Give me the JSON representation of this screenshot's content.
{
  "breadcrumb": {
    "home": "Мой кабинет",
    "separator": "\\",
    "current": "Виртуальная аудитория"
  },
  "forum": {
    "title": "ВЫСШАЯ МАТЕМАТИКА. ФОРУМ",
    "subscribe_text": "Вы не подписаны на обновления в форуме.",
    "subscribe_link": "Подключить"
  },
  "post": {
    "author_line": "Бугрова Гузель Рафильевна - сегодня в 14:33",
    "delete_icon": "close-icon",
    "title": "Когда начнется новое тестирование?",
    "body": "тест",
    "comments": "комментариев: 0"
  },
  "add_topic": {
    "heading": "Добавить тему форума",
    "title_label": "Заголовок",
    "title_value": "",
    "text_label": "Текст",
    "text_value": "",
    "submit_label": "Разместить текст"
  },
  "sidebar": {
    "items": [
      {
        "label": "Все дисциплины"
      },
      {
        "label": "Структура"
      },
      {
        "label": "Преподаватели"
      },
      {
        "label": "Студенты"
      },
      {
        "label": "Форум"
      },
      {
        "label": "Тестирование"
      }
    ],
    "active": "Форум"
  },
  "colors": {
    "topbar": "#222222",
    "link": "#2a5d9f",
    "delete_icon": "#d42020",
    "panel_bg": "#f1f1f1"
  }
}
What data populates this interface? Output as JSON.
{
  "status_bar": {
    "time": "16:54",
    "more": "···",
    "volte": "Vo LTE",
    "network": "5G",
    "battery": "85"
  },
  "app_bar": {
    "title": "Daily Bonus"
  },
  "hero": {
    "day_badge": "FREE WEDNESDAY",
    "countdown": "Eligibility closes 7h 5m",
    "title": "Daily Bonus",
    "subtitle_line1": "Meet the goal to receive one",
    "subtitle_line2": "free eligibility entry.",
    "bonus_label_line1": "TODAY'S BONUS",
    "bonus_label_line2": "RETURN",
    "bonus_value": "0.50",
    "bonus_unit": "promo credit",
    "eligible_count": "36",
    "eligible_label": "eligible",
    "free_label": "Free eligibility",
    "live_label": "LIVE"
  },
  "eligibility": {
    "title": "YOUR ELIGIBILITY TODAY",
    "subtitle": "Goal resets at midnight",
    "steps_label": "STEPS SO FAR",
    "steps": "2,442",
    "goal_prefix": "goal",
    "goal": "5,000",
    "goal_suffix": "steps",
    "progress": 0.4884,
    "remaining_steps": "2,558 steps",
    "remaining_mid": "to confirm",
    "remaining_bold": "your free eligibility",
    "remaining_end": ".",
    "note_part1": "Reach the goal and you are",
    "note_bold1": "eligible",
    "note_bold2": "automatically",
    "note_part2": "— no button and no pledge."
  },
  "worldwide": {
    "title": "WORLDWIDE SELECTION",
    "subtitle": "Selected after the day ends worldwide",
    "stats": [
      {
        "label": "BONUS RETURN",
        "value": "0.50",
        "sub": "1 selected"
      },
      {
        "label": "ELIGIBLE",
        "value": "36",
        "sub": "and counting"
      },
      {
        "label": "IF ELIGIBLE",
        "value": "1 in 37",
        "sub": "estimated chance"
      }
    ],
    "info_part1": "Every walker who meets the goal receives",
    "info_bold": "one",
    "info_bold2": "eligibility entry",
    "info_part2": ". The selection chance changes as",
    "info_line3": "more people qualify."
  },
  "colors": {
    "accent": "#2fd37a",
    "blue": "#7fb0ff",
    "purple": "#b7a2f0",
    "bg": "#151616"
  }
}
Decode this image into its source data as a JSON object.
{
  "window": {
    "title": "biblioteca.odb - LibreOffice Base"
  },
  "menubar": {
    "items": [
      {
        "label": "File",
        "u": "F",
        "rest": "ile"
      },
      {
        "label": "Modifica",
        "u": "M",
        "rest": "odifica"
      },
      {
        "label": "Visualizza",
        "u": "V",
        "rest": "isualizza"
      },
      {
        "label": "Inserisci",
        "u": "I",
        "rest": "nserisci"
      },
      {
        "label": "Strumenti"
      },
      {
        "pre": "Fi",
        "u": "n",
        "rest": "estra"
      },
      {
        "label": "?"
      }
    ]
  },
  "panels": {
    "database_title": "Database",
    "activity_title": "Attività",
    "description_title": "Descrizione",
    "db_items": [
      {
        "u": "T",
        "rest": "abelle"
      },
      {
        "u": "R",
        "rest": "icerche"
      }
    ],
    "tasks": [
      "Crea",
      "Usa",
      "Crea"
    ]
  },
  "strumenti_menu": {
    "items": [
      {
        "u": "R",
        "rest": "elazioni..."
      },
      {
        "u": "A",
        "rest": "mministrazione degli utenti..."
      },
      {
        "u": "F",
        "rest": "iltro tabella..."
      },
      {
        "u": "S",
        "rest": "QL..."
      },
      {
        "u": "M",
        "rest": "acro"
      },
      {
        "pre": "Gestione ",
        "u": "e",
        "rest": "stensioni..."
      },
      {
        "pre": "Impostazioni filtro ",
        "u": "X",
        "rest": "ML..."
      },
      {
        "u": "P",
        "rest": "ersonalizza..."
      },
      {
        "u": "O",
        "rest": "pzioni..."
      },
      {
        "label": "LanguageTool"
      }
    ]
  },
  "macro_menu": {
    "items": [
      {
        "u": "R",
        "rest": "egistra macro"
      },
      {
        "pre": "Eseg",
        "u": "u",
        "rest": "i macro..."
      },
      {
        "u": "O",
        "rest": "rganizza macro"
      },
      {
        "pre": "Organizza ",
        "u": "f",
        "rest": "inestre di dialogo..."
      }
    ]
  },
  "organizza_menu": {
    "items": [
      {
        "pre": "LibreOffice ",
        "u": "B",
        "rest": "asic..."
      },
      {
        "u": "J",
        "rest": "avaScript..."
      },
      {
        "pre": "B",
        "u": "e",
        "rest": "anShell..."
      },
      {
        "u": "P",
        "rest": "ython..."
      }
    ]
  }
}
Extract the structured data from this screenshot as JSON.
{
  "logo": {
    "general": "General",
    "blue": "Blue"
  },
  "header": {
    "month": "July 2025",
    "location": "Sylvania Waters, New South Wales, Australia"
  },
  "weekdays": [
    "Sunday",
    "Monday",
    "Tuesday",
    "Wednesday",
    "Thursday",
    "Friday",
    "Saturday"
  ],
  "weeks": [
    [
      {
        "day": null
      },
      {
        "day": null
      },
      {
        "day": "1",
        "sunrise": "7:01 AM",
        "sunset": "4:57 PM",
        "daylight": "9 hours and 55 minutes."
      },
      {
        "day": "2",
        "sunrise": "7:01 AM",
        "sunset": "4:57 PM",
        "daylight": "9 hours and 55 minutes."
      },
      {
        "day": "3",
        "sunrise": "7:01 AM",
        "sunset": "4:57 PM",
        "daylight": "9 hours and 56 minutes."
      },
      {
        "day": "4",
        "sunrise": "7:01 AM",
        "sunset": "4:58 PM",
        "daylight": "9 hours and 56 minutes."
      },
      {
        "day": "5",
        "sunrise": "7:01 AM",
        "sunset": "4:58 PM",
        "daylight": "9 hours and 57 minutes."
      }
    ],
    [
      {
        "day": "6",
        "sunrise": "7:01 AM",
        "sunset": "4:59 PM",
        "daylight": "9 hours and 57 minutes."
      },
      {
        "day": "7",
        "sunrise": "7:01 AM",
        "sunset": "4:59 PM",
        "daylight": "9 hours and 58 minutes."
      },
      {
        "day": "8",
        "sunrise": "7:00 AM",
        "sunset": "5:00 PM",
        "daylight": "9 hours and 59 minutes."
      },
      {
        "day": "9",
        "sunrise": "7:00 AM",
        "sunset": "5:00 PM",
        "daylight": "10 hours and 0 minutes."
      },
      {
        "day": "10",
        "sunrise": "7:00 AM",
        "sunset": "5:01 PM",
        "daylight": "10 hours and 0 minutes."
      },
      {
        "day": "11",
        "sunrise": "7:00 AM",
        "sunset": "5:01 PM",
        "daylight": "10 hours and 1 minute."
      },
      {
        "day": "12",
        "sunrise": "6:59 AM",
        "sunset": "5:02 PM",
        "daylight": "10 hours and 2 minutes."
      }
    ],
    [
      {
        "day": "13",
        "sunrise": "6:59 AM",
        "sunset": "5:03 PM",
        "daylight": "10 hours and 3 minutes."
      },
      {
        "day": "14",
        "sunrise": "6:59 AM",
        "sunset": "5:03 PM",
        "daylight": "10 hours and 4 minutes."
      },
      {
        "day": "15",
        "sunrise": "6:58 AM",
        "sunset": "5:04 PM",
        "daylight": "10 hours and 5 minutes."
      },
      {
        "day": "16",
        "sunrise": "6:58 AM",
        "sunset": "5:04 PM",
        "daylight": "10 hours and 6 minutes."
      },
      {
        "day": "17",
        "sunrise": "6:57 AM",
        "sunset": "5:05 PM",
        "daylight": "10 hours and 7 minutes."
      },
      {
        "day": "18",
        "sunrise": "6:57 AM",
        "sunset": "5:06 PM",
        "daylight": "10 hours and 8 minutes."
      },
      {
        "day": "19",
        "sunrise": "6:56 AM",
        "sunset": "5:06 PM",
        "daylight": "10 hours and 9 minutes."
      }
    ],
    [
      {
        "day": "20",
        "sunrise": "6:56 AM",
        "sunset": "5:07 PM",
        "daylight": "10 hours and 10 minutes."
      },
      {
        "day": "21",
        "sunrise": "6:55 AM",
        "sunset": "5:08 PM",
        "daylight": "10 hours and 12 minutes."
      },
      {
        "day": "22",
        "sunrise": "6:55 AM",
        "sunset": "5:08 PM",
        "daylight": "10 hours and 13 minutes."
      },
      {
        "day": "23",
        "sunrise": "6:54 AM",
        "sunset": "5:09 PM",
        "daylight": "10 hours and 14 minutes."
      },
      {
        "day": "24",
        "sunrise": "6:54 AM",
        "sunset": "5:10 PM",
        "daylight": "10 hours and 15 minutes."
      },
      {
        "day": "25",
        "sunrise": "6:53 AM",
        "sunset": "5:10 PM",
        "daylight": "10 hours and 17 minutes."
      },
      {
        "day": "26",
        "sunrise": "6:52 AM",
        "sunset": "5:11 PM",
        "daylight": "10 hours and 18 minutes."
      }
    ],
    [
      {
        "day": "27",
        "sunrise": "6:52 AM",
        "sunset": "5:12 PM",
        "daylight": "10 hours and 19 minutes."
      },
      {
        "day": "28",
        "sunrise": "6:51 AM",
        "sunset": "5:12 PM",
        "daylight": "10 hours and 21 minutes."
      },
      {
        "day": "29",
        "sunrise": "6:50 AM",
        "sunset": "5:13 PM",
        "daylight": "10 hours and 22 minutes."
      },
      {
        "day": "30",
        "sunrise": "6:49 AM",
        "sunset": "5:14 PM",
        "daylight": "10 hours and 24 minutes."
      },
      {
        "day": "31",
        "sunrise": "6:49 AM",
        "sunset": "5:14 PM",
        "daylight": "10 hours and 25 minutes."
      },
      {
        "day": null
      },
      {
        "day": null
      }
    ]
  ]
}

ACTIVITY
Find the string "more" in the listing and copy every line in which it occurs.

RESPONSE BOX
    "more": "···",
    "info_line3": "more people qualify."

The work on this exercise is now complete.